◆ **Task prompt**
Output each line of the listing exactly, though pictures are not to appear.

*** Opening Dataset extract ***

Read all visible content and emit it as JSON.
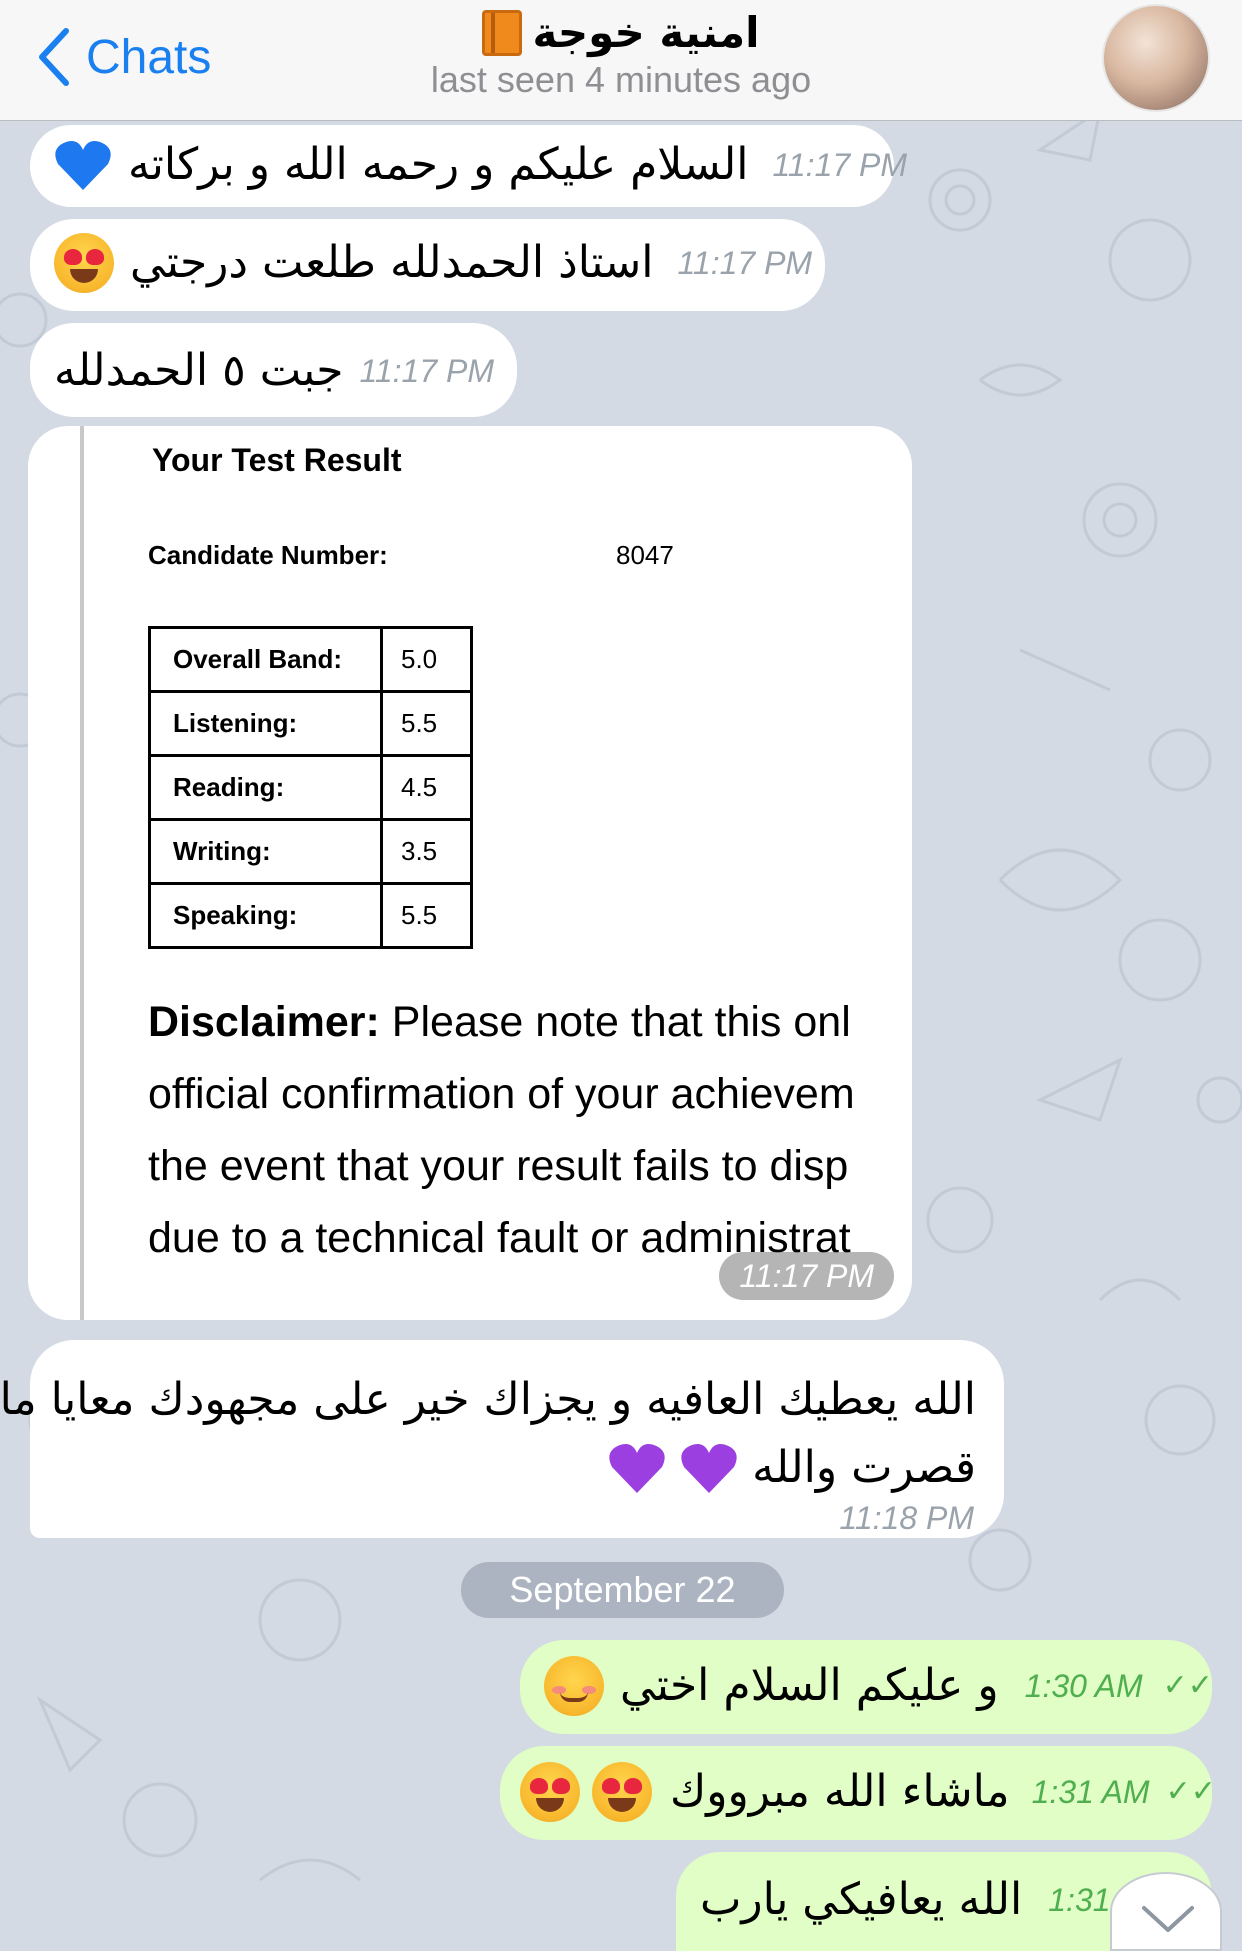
{
  "header": {
    "back_label": "Chats",
    "contact_name": "امنية خوجة",
    "status": "last seen 4 minutes ago"
  },
  "messages": [
    {
      "text": "السلام عليكم و رحمه الله و بركاته",
      "time": "11:17 PM",
      "emoji": [
        "blue-heart"
      ]
    },
    {
      "text": "استاذ الحمدلله طلعت درجتي",
      "time": "11:17 PM",
      "emoji": [
        "heart-eyes"
      ]
    },
    {
      "text": "جبت ٥ الحمدلله",
      "time": "11:17 PM"
    },
    {
      "text_line1": "الله يعطيك العافيه و يجزاك خير على مجهودك معايا ما",
      "text_line2": "قصرت والله",
      "time": "11:18 PM",
      "emoji": [
        "purple-heart",
        "purple-heart"
      ]
    }
  ],
  "photo": {
    "title": "Your Test Result",
    "candidate_label": "Candidate Number:",
    "candidate_number": "8047",
    "bands": [
      {
        "label": "Overall Band:",
        "score": "5.0"
      },
      {
        "label": "Listening:",
        "score": "5.5"
      },
      {
        "label": "Reading:",
        "score": "4.5"
      },
      {
        "label": "Writing:",
        "score": "3.5"
      },
      {
        "label": "Speaking:",
        "score": "5.5"
      }
    ],
    "disclaimer_bold": "Disclaimer:",
    "disclaimer_line1": " Please note that this onl",
    "disclaimer_line2": "official confirmation of your achievem",
    "disclaimer_line3": "the event that your result fails to disp",
    "disclaimer_line4": "due to a technical fault or administrat",
    "time": "11:17 PM"
  },
  "date_separator": "September 22",
  "outgoing": [
    {
      "text": "و عليكم السلام اختي",
      "time": "1:30 AM",
      "emoji": [
        "smiling-face"
      ]
    },
    {
      "text": "ماشاء الله مبرووك",
      "time": "1:31 AM",
      "emoji": [
        "heart-eyes",
        "heart-eyes"
      ]
    },
    {
      "text": "الله يعافيكي يارب",
      "time": "1:31 A"
    }
  ],
  "colors": {
    "accent": "#1a80f0",
    "outgoing_bubble": "#e1fec6",
    "incoming_bubble": "#ffffff",
    "read_check": "#4fae4e"
  }
}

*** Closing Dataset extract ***

◆ **Answer**
Read all visible content and emit it as JSON.
{
  "header": {
    "back_label": "Chats",
    "contact_name": "امنية خوجة",
    "status": "last seen 4 minutes ago"
  },
  "messages": [
    {
      "text": "السلام عليكم و رحمه الله و بركاته",
      "time": "11:17 PM",
      "emoji": [
        "blue-heart"
      ]
    },
    {
      "text": "استاذ الحمدلله طلعت درجتي",
      "time": "11:17 PM",
      "emoji": [
        "heart-eyes"
      ]
    },
    {
      "text": "جبت ٥ الحمدلله",
      "time": "11:17 PM"
    },
    {
      "text_line1": "الله يعطيك العافيه و يجزاك خير على مجهودك معايا ما",
      "text_line2": "قصرت والله",
      "time": "11:18 PM",
      "emoji": [
        "purple-heart",
        "purple-heart"
      ]
    }
  ],
  "photo": {
    "title": "Your Test Result",
    "candidate_label": "Candidate Number:",
    "candidate_number": "8047",
    "bands": [
      {
        "label": "Overall Band:",
        "score": "5.0"
      },
      {
        "label": "Listening:",
        "score": "5.5"
      },
      {
        "label": "Reading:",
        "score": "4.5"
      },
      {
        "label": "Writing:",
        "score": "3.5"
      },
      {
        "label": "Speaking:",
        "score": "5.5"
      }
    ],
    "disclaimer_bold": "Disclaimer:",
    "disclaimer_line1": " Please note that this onl",
    "disclaimer_line2": "official confirmation of your achievem",
    "disclaimer_line3": "the event that your result fails to disp",
    "disclaimer_line4": "due to a technical fault or administrat",
    "time": "11:17 PM"
  },
  "date_separator": "September 22",
  "outgoing": [
    {
      "text": "و عليكم السلام اختي",
      "time": "1:30 AM",
      "emoji": [
        "smiling-face"
      ]
    },
    {
      "text": "ماشاء الله مبرووك",
      "time": "1:31 AM",
      "emoji": [
        "heart-eyes",
        "heart-eyes"
      ]
    },
    {
      "text": "الله يعافيكي يارب",
      "time": "1:31 A"
    }
  ],
  "colors": {
    "accent": "#1a80f0",
    "outgoing_bubble": "#e1fec6",
    "incoming_bubble": "#ffffff",
    "read_check": "#4fae4e"
  }
}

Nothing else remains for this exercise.